* Léon Blum was a moderate socialist who ran the Popular Front leftist coalition governments of France in the late '30s. He was imprisoned by the Nazi's and condemned the Vichy regime, barely escaping the war with his life. The resistance was largely in place in France thanks to those on the left, many on the right were happy to aced to the Fascist policies, and for the most damning and revealing look at life in occupied France I recommend Marcel Ophuls' seminal documentary, The Sorrow and the Pity. So this resistance hero and 3 time President of France would be hanged if it were up to the likes of Mme Quentin.
Malle gives the piece the quality of a tender yet bittersweet reminiscence, infusing the relationships with real warmth and connection. The things that unite Jean and Julien are greater than the things that separate them.

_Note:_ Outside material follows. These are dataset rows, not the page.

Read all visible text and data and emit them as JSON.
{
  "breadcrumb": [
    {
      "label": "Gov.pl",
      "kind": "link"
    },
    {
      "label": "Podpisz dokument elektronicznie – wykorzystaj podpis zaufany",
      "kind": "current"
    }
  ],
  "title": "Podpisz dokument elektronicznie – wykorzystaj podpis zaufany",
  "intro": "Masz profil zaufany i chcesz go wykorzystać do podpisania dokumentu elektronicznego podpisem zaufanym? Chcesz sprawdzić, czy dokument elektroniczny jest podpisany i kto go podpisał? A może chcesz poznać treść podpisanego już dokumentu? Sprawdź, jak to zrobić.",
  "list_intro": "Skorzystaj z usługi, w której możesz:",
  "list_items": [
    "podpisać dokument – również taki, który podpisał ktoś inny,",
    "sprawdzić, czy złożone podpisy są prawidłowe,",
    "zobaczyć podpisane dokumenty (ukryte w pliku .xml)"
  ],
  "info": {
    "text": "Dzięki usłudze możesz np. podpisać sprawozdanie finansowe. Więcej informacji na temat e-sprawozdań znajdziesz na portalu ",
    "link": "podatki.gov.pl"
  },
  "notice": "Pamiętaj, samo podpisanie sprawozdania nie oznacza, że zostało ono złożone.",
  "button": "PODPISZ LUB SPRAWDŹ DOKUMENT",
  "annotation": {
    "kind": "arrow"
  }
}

Julien, as is Jean, is a boy on the cusp of adulthood, having to accommodate some terrifying realities into his daily life, betrayal and collusion are all around him, as well as the ever present threat of forms of humiliation and violence, physical from the occupiers, and mental from his own peers. The boys struggle with puberty, reading aloud erotic passages from The Arabian Nights, a subtle allusion to the beauty the Arab cultures have to offer to a young Jewish or Catholic person. Malle scores the piece with mostly haunting and austere classical pieces, but a shining moment occurs when Jean and Julien are together at the piano when everyone else is in an air raid shelter, and the pair choose to duet, not on Schubert, but on a rocking boogie-woogie jam. The laughter is beautiful and real as the pair consolidate their friendship in a welter of white and black notes.

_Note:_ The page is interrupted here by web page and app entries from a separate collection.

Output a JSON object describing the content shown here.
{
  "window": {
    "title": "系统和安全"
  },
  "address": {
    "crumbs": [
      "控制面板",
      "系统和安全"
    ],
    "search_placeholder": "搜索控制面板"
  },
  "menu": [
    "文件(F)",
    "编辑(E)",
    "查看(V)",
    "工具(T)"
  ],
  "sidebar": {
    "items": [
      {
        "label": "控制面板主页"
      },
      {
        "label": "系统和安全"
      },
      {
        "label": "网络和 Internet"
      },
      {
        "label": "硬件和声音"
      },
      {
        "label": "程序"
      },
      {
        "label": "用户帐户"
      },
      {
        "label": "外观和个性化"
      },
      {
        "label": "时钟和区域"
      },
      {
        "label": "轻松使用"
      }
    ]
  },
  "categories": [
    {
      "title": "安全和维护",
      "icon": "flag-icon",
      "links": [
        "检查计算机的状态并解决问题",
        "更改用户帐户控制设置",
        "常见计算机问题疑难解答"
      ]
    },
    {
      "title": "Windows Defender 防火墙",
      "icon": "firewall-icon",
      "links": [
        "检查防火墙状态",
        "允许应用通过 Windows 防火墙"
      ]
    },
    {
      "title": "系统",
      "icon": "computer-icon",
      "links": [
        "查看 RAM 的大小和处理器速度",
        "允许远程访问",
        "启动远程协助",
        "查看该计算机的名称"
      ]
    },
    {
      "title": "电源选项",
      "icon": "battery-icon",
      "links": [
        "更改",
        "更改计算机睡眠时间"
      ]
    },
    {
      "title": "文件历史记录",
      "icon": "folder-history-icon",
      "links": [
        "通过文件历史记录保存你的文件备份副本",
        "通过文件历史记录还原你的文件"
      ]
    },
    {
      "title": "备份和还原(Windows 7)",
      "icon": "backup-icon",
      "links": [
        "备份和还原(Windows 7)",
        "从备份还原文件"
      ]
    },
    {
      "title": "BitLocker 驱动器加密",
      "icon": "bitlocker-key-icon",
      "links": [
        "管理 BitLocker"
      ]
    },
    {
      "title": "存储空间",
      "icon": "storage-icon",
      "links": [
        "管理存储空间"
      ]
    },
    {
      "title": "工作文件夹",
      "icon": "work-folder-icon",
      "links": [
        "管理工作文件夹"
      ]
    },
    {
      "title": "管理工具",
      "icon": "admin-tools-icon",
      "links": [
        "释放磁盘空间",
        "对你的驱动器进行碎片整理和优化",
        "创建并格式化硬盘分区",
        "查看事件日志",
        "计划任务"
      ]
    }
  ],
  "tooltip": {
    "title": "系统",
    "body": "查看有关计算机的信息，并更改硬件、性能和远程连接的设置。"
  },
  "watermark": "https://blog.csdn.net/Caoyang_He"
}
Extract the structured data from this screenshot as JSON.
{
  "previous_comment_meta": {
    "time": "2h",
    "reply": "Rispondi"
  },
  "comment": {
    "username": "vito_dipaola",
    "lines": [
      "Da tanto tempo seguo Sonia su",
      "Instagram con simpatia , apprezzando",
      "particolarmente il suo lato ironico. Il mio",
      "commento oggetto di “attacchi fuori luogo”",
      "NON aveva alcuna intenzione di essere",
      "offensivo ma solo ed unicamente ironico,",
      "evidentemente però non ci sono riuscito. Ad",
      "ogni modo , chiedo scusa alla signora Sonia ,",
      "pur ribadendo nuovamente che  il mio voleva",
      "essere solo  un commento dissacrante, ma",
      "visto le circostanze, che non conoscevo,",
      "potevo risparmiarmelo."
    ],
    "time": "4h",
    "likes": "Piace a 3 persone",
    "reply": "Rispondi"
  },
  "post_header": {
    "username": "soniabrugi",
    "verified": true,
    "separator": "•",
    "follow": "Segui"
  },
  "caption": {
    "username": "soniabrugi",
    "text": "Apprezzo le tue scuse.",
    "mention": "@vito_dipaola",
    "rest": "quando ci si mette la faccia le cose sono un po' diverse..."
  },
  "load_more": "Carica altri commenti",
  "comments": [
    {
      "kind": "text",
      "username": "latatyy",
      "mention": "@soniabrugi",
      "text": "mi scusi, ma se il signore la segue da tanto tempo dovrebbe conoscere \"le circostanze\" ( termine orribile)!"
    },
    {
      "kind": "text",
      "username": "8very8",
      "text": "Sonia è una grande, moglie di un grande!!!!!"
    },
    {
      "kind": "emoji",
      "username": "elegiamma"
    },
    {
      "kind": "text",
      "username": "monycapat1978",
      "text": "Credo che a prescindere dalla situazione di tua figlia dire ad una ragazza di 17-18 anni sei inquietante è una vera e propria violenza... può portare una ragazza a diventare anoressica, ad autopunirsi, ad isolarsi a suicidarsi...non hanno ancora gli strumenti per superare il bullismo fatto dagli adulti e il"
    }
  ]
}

Malle's ending is as devastating in its own way as Truffaut's The 400 Blows famous (and accidental) freeze frame, as Julien confronts a life forever changed by this event. The film is poetic, tender and haunting, and yet never backs away from the horror at the heart of its concerns, the madness of racially based hatred, and the banal and everyday contexts in which it festers. Au Revoir Les Enfants was a worthy hit all over the world, and the next to last of Malle's French films. He would only complete three more feature films before dying too young 7 years after this, possibly his greatest cinematic achievement.